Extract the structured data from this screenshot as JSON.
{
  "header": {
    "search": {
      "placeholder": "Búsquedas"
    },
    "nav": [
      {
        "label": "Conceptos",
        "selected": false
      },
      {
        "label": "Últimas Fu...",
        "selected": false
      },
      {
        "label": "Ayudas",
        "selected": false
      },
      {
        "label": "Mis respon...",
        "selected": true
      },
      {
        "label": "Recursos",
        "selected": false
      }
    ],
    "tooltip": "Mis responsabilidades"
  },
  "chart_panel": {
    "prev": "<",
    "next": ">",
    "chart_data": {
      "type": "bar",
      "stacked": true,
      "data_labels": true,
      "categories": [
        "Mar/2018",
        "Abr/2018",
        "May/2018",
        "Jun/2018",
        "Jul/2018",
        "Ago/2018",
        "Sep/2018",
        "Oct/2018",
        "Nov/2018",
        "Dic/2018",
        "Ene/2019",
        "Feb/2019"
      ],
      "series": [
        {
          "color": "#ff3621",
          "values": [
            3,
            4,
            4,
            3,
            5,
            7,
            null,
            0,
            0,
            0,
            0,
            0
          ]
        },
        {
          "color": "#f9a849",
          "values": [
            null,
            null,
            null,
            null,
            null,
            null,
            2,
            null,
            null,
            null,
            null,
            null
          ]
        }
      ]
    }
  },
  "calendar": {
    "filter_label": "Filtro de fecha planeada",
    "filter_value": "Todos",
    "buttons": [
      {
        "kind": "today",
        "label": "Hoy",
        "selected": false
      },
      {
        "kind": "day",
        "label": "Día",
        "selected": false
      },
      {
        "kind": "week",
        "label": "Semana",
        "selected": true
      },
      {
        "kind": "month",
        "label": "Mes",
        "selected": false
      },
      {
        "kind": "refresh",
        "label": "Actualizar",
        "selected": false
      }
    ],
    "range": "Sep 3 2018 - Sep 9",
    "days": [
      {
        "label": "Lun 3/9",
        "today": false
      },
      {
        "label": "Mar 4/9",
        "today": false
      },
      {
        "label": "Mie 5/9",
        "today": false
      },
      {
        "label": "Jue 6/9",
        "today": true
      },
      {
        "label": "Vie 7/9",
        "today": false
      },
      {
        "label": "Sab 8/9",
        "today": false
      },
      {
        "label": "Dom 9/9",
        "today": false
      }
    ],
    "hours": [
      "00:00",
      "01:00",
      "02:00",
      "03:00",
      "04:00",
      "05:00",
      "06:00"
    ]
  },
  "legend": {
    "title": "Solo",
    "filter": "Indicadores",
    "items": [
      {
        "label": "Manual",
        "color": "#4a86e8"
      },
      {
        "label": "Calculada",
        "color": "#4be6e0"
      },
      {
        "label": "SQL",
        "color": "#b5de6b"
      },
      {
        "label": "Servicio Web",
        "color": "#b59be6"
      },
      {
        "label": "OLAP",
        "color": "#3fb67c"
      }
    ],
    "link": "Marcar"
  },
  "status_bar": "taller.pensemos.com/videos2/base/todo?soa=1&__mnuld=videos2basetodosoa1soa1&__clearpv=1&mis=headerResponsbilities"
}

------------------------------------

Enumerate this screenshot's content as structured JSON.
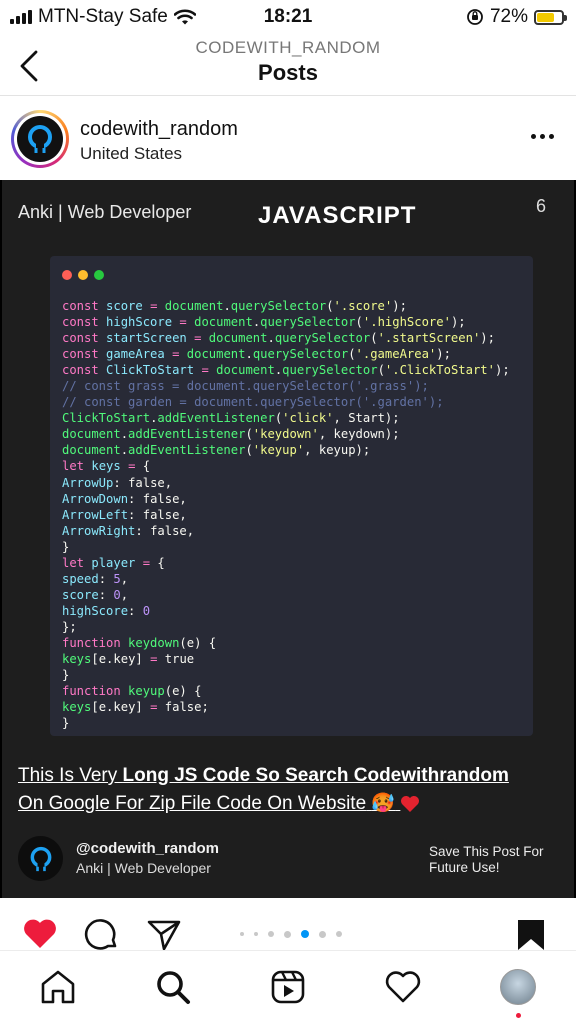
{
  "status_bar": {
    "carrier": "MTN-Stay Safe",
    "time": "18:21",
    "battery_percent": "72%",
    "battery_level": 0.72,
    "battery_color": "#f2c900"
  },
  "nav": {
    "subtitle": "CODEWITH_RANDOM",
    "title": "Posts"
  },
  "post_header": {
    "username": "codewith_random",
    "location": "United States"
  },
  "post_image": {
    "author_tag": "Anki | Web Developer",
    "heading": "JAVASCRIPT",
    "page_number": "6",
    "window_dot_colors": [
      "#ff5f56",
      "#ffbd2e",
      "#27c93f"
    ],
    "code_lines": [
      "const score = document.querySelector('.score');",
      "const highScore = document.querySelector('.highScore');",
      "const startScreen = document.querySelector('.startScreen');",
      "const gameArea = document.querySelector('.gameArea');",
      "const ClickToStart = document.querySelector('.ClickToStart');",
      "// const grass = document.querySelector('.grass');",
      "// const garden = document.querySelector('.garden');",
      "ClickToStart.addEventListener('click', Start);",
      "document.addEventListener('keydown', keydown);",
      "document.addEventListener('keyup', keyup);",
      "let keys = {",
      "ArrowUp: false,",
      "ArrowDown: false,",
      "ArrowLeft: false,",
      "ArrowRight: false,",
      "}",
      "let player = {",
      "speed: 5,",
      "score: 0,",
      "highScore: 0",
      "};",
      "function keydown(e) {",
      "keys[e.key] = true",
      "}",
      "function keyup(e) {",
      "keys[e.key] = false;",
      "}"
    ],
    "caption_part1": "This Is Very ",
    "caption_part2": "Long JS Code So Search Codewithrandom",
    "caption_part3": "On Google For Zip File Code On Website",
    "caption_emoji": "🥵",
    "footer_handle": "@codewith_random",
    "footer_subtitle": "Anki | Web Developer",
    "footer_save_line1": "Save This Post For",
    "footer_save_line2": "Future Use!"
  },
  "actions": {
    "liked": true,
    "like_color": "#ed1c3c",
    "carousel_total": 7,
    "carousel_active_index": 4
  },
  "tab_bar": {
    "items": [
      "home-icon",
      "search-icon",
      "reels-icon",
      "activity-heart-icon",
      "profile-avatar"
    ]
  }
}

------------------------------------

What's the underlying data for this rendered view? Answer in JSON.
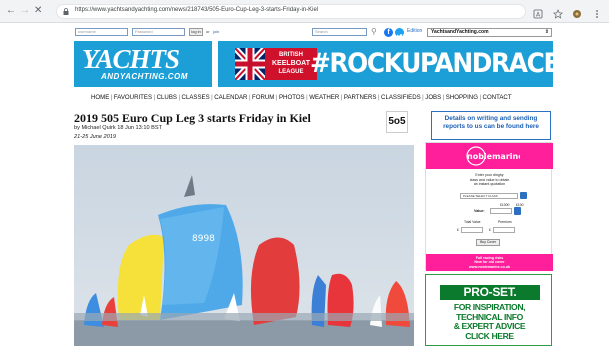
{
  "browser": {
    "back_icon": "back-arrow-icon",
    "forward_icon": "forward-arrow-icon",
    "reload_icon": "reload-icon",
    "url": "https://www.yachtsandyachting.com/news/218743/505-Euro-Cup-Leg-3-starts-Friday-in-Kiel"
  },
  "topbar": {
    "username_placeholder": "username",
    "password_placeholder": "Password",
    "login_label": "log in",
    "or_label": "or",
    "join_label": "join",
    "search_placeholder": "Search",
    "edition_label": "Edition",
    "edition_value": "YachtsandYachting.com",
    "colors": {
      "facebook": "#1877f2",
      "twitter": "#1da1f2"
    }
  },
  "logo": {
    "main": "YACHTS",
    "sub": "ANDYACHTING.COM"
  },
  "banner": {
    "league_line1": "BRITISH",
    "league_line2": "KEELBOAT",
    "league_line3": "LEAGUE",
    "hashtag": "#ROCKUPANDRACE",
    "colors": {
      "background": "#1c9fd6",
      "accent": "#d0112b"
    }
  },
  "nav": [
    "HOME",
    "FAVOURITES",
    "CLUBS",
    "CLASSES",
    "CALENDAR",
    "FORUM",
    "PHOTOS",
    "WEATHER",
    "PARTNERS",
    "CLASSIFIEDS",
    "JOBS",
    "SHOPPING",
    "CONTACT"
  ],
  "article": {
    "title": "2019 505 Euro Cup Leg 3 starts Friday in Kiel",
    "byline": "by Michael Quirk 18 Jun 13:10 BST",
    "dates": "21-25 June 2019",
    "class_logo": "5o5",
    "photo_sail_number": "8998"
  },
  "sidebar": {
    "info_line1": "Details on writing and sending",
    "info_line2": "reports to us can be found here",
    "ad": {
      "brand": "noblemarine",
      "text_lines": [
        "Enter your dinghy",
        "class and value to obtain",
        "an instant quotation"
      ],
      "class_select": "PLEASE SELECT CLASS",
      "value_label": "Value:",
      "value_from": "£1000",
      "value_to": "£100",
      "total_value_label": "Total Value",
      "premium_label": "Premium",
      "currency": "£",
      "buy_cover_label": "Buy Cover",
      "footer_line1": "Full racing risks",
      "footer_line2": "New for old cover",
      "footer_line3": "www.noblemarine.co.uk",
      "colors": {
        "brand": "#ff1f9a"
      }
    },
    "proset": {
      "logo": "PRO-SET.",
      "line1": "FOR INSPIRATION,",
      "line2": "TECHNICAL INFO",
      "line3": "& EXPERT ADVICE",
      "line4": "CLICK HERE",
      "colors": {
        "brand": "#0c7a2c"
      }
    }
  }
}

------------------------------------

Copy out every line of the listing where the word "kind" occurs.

        "kind": "today",
        "kind": "day",
        "kind": "week",
        "kind": "month",
        "kind": "refresh",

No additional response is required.